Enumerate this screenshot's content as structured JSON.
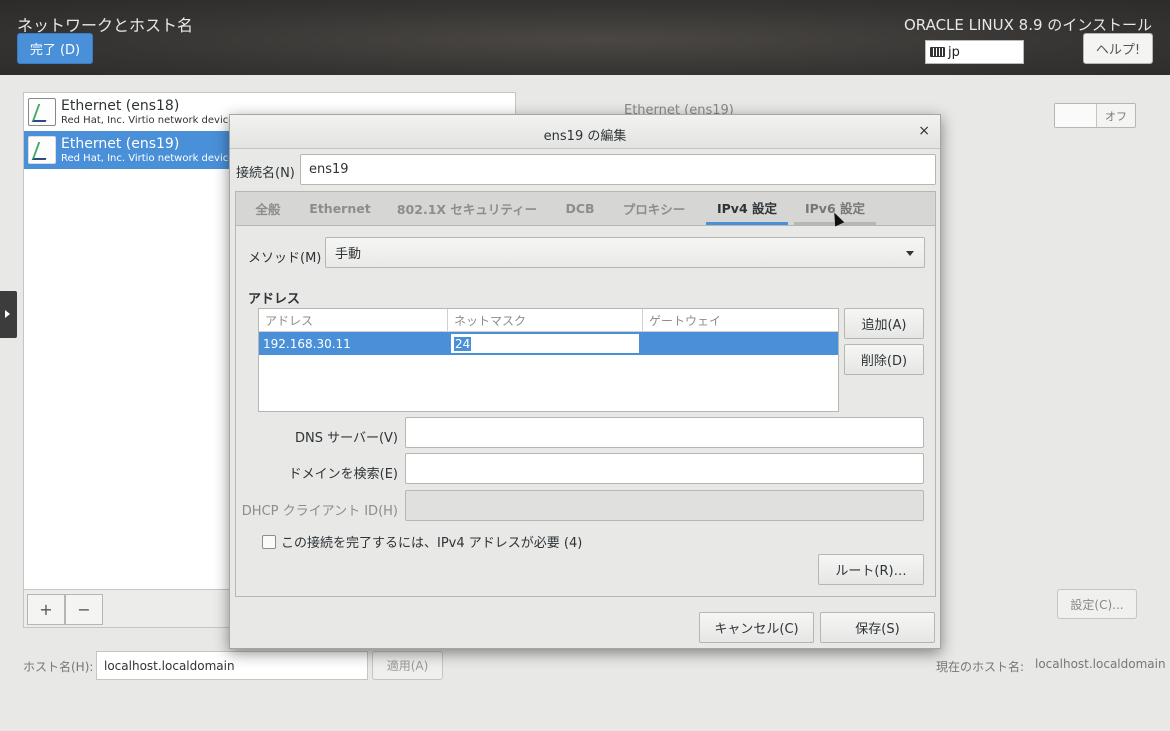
{
  "header": {
    "title": "ネットワークとホスト名",
    "done_label": "完了 (D)",
    "install_title": "ORACLE LINUX 8.9 のインストール",
    "keyboard_layout": "jp",
    "help_label": "ヘルプ!"
  },
  "devices": [
    {
      "name": "Ethernet (ens18)",
      "description": "Red Hat, Inc. Virtio network device",
      "selected": false
    },
    {
      "name": "Ethernet (ens19)",
      "description": "Red Hat, Inc. Virtio network device",
      "selected": true
    }
  ],
  "list_tools": {
    "add": "+",
    "remove": "−"
  },
  "right_panel": {
    "device_title": "Ethernet (ens19)",
    "toggle_label": "オフ",
    "settings_label": "設定(C)..."
  },
  "hostname": {
    "label": "ホスト名(H):",
    "value": "localhost.localdomain",
    "apply_label": "適用(A)",
    "current_label": "現在のホスト名:",
    "current_value": "localhost.localdomain"
  },
  "dialog": {
    "title": "ens19 の編集",
    "close": "×",
    "connection_name_label": "接続名(N)",
    "connection_name_value": "ens19",
    "tabs": [
      {
        "label": "全般"
      },
      {
        "label": "Ethernet"
      },
      {
        "label": "802.1X セキュリティー"
      },
      {
        "label": "DCB"
      },
      {
        "label": "プロキシー"
      },
      {
        "label": "IPv4 設定"
      },
      {
        "label": "IPv6 設定"
      }
    ],
    "active_tab": "IPv4 設定",
    "method_label": "メソッド(M)",
    "method_value": "手動",
    "addresses_heading": "アドレス",
    "address_columns": [
      "アドレス",
      "ネットマスク",
      "ゲートウェイ"
    ],
    "address_rows": [
      {
        "address": "192.168.30.11",
        "netmask": "24",
        "gateway": ""
      }
    ],
    "add_label": "追加(A)",
    "delete_label": "削除(D)",
    "dns_label": "DNS サーバー(V)",
    "search_domains_label": "ドメインを検索(E)",
    "dhcp_client_id_label": "DHCP クライアント ID(H)",
    "require_ipv4_label": "この接続を完了するには、IPv4 アドレスが必要 (4)",
    "routes_label": "ルート(R)…",
    "cancel_label": "キャンセル(C)",
    "save_label": "保存(S)"
  }
}
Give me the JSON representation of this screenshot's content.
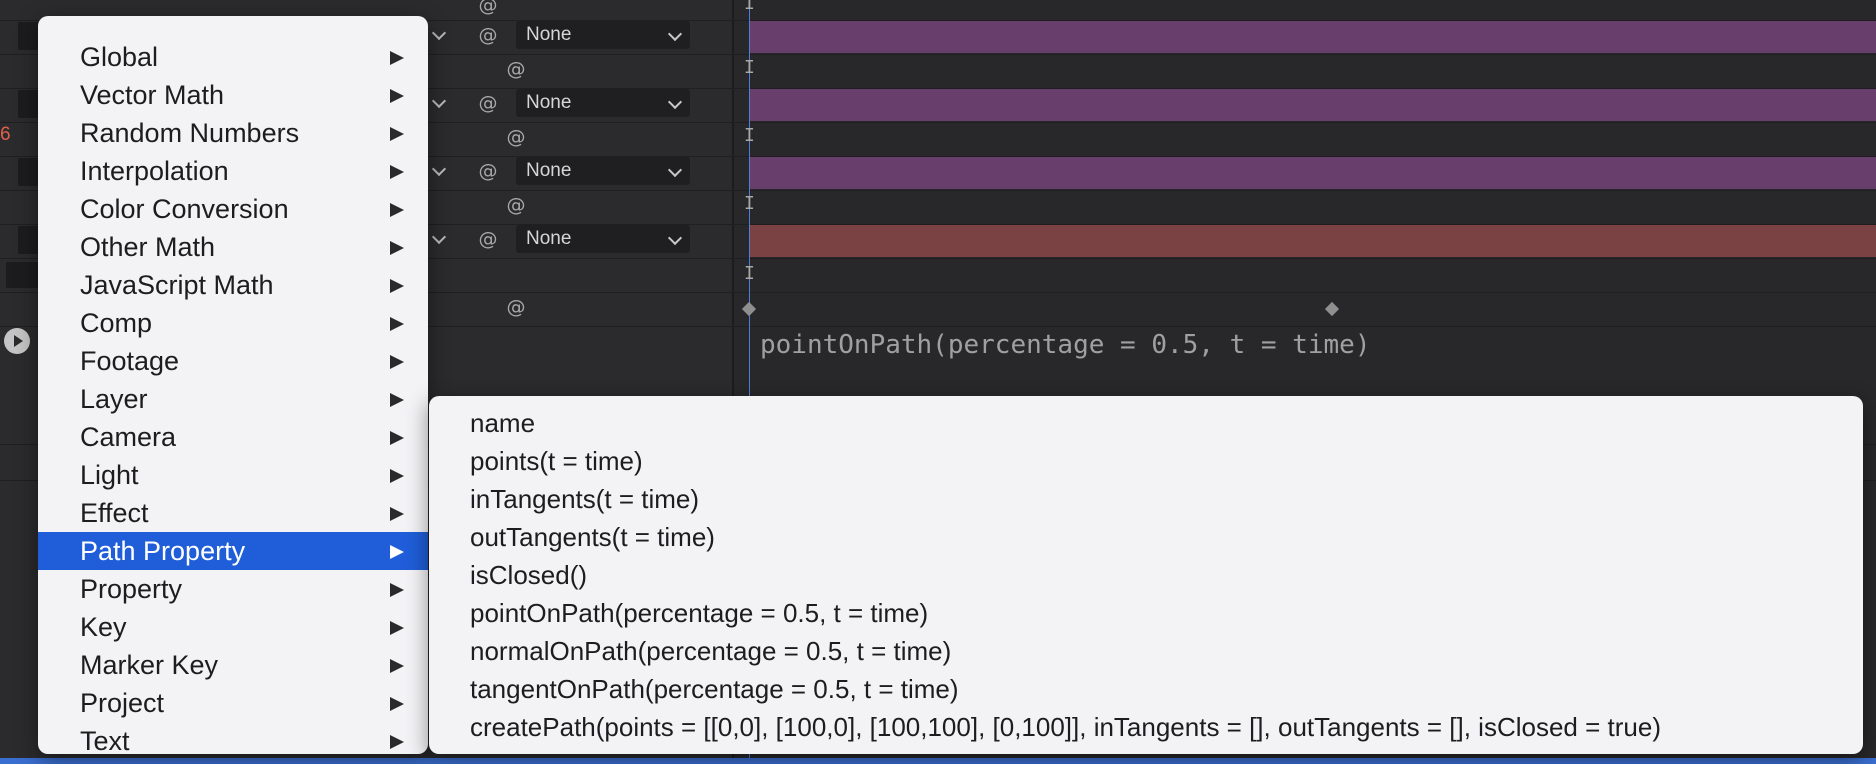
{
  "timeline": {
    "dropdown_value": "None",
    "red_value": "6",
    "expression_text": "pointOnPath(percentage = 0.5, t = time)",
    "ibeam_glyph": "I",
    "spiral_glyph": "@",
    "colors": {
      "purple_bar": "#673e6c",
      "red_bar": "#7a4242",
      "time_indicator": "#4f7fdc"
    }
  },
  "menu": {
    "items": [
      {
        "label": "Global",
        "highlighted": false
      },
      {
        "label": "Vector Math",
        "highlighted": false
      },
      {
        "label": "Random Numbers",
        "highlighted": false
      },
      {
        "label": "Interpolation",
        "highlighted": false
      },
      {
        "label": "Color Conversion",
        "highlighted": false
      },
      {
        "label": "Other Math",
        "highlighted": false
      },
      {
        "label": "JavaScript Math",
        "highlighted": false
      },
      {
        "label": "Comp",
        "highlighted": false
      },
      {
        "label": "Footage",
        "highlighted": false
      },
      {
        "label": "Layer",
        "highlighted": false
      },
      {
        "label": "Camera",
        "highlighted": false
      },
      {
        "label": "Light",
        "highlighted": false
      },
      {
        "label": "Effect",
        "highlighted": false
      },
      {
        "label": "Path Property",
        "highlighted": true
      },
      {
        "label": "Property",
        "highlighted": false
      },
      {
        "label": "Key",
        "highlighted": false
      },
      {
        "label": "Marker Key",
        "highlighted": false
      },
      {
        "label": "Project",
        "highlighted": false
      },
      {
        "label": "Text",
        "highlighted": false
      }
    ],
    "highlight_color": "#1f5ed8"
  },
  "submenu": {
    "items": [
      "name",
      "points(t = time)",
      "inTangents(t = time)",
      "outTangents(t = time)",
      "isClosed()",
      "pointOnPath(percentage = 0.5, t = time)",
      "normalOnPath(percentage = 0.5, t = time)",
      "tangentOnPath(percentage = 0.5, t = time)",
      "createPath(points = [[0,0], [100,0], [100,100], [0,100]], inTangents = [], outTangents = [], isClosed = true)"
    ]
  }
}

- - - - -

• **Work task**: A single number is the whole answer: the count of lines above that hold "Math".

• **Written solution**: 3